Photo: Wouter van Doorn / Flickr
It was kind of a snoozer in the markets today after yesterday’s monster gains.First, the scoreboard:
Dow: +22.2 pts, +0.18%
S&P 500: +0.5 pts, +0.04%
NASDAQ: -1.5 pts, -0.05%
And now, the top stories:
- Maybe you missed it, but Europe actually waved a big red flag early this morning, and it came in the form of a disappointing Italian bond auction. The 10-year bond sold at a yield north of 6%, the highest cost for an auction during the history of the euro. European markets and U.S. futures sold off on the news.
- We’ve been pointing to worrying Italian yields for a while. It’s a reminder that the eurozone’s debt crisis isn’t exactly over. And then there remains the whole issue of implementing any of the proposals EU leaders agreed to on Wednesday. There’s also the matter of whether or not a 50% writedown on Greek debt constitutes a CDS-triggering event. This CDS issue continues to be hotly debated. But despite some volatility, European markets closed flat for the day.
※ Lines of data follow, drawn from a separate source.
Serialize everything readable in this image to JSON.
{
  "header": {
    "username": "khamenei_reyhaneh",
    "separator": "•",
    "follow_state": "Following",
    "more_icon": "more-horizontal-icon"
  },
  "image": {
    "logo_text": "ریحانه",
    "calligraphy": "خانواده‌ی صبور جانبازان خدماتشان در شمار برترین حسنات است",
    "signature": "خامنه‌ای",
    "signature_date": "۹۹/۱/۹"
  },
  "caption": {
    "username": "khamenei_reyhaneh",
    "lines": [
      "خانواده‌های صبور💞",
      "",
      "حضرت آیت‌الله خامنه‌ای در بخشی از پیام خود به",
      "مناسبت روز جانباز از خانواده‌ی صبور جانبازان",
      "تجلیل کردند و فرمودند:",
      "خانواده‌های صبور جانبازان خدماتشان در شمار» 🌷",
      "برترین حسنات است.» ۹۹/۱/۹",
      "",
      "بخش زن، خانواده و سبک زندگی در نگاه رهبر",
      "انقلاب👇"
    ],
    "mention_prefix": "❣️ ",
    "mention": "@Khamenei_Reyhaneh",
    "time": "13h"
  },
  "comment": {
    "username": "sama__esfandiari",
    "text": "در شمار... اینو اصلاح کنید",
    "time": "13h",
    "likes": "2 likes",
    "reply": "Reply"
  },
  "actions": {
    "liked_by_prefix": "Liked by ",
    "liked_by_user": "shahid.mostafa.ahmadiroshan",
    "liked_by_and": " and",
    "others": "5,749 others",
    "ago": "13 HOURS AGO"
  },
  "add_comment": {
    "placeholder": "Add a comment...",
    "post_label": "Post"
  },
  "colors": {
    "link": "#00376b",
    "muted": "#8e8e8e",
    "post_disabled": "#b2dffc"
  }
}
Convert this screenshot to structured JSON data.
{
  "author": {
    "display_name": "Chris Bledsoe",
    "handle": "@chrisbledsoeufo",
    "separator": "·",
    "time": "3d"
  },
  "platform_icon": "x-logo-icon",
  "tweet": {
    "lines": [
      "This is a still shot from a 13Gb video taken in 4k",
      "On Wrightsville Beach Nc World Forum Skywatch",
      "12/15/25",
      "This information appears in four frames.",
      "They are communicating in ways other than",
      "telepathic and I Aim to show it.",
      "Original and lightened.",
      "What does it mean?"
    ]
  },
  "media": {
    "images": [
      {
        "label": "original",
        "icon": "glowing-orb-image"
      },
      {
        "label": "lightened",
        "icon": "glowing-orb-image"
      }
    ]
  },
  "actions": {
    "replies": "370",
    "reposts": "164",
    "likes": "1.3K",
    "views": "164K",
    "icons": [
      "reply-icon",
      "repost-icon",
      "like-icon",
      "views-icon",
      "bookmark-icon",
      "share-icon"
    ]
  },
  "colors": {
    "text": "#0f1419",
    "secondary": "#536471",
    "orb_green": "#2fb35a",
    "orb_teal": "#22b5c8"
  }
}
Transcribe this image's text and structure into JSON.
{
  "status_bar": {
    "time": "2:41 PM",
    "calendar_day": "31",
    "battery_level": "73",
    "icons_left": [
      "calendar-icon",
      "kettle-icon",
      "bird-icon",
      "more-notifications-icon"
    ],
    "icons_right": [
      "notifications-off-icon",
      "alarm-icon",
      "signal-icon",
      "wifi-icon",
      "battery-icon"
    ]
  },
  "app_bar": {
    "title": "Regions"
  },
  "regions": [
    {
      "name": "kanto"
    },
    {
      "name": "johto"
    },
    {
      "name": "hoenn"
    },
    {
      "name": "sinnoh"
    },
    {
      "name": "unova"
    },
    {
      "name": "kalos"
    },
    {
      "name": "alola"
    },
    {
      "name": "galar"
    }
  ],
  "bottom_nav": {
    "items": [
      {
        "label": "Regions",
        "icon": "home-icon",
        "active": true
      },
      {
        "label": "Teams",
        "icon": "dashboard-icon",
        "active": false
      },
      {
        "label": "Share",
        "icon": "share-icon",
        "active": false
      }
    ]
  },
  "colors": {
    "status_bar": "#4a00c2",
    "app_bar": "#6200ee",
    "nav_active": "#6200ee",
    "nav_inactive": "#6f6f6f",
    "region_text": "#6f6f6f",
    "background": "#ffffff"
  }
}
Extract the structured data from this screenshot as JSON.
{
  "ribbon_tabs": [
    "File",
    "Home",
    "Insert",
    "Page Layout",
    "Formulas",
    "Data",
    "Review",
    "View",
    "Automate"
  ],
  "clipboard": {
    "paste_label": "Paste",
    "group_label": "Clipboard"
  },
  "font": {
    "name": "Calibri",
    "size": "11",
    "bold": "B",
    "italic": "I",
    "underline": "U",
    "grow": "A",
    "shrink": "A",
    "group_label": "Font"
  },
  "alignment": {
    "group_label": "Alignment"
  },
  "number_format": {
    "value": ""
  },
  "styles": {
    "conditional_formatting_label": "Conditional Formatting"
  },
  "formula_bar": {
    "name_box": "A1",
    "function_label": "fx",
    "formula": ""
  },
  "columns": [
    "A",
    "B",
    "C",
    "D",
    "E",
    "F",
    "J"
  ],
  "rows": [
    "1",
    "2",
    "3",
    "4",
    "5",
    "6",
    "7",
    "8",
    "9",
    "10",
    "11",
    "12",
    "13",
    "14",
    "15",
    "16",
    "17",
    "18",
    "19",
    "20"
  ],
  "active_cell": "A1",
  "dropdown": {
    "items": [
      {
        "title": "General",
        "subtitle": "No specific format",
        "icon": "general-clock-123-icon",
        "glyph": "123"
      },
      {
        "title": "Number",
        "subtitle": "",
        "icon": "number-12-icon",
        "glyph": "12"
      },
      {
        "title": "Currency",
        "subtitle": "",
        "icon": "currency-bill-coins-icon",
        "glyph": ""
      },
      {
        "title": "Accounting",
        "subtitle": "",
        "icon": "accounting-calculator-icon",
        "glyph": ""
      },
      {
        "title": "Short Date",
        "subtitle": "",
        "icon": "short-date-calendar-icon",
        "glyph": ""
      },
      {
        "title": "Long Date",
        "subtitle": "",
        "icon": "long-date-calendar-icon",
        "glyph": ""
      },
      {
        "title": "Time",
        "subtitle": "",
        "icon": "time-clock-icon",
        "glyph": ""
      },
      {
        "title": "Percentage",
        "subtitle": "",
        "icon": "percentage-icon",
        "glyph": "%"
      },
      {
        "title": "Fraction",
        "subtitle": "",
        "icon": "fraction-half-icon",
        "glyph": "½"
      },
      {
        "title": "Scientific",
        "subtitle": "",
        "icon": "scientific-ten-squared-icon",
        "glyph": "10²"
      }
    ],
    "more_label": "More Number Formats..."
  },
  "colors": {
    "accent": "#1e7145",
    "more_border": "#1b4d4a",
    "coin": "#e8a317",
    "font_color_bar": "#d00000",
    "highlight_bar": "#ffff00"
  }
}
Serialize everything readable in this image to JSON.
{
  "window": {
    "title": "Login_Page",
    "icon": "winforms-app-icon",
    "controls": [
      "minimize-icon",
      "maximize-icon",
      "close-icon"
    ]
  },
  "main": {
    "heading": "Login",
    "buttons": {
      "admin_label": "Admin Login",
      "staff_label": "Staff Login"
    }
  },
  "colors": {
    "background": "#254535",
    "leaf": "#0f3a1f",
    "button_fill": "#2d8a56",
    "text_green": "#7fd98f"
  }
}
- We got a few reads on the U.S. consumer this morning. Personal income was a little light, inching up just 0.1%, versus the estimate of 0.3%. Personal spending grew 0.6%. While the spending figure was in line with estimates, it represented an acceleration from last month’s reading. Also, consumer sentiment jumped to 60.9, beating the estimate of 58.0.
- Whirlpool announced disappointing earnings and guidance this morning. Even worse, management said it would lay off over 5,000 employees across North America and Europe. “Given the weakening global economic environment, we are today announcing aggressive plans that will result in substantial cost and capacity reductions,” said CEO Jeff Fettig. Shares dived 14.3%.
- Last night, Hewlett-Packard said it would keep its PC business. Just two months ago, the company suggested that it may get rid of it. Investors were happy with the development and sent the stock higher by 3.5% today.
- Otherwise, it was a pretty quiet day in terms of market-moving news.
- Don’t Miss: This Is The Story Of Why Italy’s Getting Crushed